In the majority of the discussions regarding digital, technology, identity and data, the discussions tend to focus on or assume adults are involved in decision making. Children, especially children under 10, are rarely talked about except when it comes to various studies done on negative affects of technology on them.
Yes, we have some ‘real-world’ examples of legal frameworks like guardians that can help us think through how issues like digital identity for children. Yet, while guardianship may help enable systems to create digital identities for children, I wonder if we have stopped long enough to ask what the purpose is.
Here in the UK, we have ‘red’ books for each of our kids. These books are given at birth and are updated with all kinds of medical and developmental check ups as a child grows. Lots of vital information is contained within. There is something powerful about the physical book, something symbolic and wonderful. And yet, I’m all for, at minimum, having a digital copy of it as well to help with loss, moving around the country, and frankly the forgetfulness that comes with being sleep-deprived new parents. However, I realise I live a privileged life.
In my humanitarian work, we, far too often, still interact with child-headed households, sometimes as young as 10 year’s old.
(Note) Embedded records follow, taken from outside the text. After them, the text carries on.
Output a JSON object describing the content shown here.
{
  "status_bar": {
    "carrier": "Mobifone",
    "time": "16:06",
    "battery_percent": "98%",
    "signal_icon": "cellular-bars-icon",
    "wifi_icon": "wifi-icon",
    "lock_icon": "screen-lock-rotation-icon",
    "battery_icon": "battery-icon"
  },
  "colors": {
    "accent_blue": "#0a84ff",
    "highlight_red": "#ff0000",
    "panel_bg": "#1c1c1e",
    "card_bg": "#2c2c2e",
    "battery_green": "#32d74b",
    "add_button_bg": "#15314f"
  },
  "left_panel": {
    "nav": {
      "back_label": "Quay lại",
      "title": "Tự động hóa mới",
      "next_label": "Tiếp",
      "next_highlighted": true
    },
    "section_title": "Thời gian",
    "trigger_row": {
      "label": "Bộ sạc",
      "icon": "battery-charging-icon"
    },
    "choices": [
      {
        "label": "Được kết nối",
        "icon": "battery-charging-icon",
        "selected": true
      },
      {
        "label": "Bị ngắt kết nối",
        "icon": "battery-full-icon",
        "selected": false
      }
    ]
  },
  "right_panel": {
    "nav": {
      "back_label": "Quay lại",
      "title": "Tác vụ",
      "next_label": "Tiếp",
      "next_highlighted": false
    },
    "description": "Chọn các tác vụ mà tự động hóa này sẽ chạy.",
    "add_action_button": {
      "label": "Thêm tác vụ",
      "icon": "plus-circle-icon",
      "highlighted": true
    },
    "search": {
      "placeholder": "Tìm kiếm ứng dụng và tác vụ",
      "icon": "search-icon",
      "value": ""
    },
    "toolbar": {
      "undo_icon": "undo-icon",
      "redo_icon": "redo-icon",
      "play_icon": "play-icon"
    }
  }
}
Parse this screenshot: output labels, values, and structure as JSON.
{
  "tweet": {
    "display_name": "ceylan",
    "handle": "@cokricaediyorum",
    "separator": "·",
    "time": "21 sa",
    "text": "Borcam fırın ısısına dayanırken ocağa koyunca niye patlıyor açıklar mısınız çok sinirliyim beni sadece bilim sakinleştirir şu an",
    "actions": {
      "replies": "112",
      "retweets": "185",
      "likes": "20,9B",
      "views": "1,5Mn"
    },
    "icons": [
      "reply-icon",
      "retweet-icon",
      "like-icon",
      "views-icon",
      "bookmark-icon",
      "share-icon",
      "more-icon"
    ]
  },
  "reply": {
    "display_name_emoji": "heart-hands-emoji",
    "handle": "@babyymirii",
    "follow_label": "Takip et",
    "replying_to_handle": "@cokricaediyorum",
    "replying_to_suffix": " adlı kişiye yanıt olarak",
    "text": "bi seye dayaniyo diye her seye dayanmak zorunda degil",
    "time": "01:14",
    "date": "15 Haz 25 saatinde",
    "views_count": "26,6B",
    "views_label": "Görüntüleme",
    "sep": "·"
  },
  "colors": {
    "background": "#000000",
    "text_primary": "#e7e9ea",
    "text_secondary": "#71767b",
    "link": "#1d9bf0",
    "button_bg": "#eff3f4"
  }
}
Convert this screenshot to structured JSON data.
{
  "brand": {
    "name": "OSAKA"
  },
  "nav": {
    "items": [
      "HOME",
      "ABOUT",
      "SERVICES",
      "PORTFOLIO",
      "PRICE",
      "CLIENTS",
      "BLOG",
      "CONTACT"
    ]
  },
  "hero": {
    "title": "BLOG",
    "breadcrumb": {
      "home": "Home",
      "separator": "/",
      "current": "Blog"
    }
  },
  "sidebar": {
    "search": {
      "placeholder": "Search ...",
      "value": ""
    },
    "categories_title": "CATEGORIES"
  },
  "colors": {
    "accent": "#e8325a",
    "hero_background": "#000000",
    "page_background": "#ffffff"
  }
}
Often, we meet these families in war torn communities, where the digital infrastructure and access is poor at best.
Talking about digital identity, data governance, digital rights, and so on in this context is radically different than in Oxford or Ottawa. It feels to me like our whole approach might need to be different. The legal guardian framework may help us with part of the solution, I feel it leaves us wanting as it generally assumes not only that laws exists, but they are actually enforceable and enforced.
And yes, I realise these are ‘edge’ cases, but if we design for the edge, it will work for the privileged and we have a chance of reducing inequality.
I don’t have the answers yet, but something to ponder perhaps?